**** Material for the task

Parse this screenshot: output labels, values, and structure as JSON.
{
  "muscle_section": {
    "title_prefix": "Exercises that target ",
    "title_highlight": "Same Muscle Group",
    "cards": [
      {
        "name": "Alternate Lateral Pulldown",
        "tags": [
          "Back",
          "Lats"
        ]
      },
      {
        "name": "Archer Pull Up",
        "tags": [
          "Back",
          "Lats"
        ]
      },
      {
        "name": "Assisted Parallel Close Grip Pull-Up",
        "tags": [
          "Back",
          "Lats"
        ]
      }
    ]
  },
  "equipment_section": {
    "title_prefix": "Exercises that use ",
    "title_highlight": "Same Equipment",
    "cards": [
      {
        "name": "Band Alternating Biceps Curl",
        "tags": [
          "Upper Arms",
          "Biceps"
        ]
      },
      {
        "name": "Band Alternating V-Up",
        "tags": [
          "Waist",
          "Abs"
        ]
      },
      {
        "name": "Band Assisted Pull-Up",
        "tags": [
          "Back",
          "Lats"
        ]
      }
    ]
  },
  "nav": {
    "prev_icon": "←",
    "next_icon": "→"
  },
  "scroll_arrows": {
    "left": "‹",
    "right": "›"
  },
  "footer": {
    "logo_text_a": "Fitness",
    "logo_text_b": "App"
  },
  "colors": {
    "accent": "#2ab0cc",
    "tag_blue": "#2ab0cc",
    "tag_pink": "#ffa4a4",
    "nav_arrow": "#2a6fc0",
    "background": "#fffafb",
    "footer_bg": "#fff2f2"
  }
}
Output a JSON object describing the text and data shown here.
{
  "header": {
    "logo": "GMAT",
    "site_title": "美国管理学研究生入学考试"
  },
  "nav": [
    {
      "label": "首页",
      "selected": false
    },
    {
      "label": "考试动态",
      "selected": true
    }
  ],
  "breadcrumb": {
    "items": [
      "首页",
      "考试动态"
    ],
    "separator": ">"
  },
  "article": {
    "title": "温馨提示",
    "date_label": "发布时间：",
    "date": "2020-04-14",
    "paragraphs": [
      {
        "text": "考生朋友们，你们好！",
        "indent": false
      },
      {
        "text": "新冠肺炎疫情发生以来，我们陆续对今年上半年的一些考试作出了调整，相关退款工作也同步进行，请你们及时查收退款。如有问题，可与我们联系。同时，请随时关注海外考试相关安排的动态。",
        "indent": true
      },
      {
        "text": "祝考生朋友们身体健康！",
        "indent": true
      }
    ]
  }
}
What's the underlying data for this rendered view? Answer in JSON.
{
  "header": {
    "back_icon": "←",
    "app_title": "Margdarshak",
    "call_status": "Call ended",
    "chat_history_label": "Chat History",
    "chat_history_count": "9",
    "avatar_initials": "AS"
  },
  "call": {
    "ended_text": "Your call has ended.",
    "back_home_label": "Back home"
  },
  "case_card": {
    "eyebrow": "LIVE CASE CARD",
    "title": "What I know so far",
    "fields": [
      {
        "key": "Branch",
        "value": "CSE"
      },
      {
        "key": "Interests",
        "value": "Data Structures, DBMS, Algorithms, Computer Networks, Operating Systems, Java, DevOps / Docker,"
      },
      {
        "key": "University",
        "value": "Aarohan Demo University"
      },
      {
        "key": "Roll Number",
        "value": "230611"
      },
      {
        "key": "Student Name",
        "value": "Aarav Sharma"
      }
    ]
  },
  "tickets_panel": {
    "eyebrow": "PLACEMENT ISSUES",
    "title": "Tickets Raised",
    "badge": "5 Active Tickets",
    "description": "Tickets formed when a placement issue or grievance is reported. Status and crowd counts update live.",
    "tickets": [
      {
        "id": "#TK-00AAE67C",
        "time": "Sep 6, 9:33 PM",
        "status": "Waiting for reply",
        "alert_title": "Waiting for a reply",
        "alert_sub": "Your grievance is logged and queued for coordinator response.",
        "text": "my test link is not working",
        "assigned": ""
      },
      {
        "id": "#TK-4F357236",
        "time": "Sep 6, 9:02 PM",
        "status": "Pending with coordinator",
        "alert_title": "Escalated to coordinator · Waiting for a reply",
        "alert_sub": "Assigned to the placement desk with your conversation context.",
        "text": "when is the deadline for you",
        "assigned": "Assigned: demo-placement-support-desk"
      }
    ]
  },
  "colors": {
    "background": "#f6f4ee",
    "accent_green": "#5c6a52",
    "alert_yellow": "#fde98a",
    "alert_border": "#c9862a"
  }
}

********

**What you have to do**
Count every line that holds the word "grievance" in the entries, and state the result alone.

**Response to this task**
2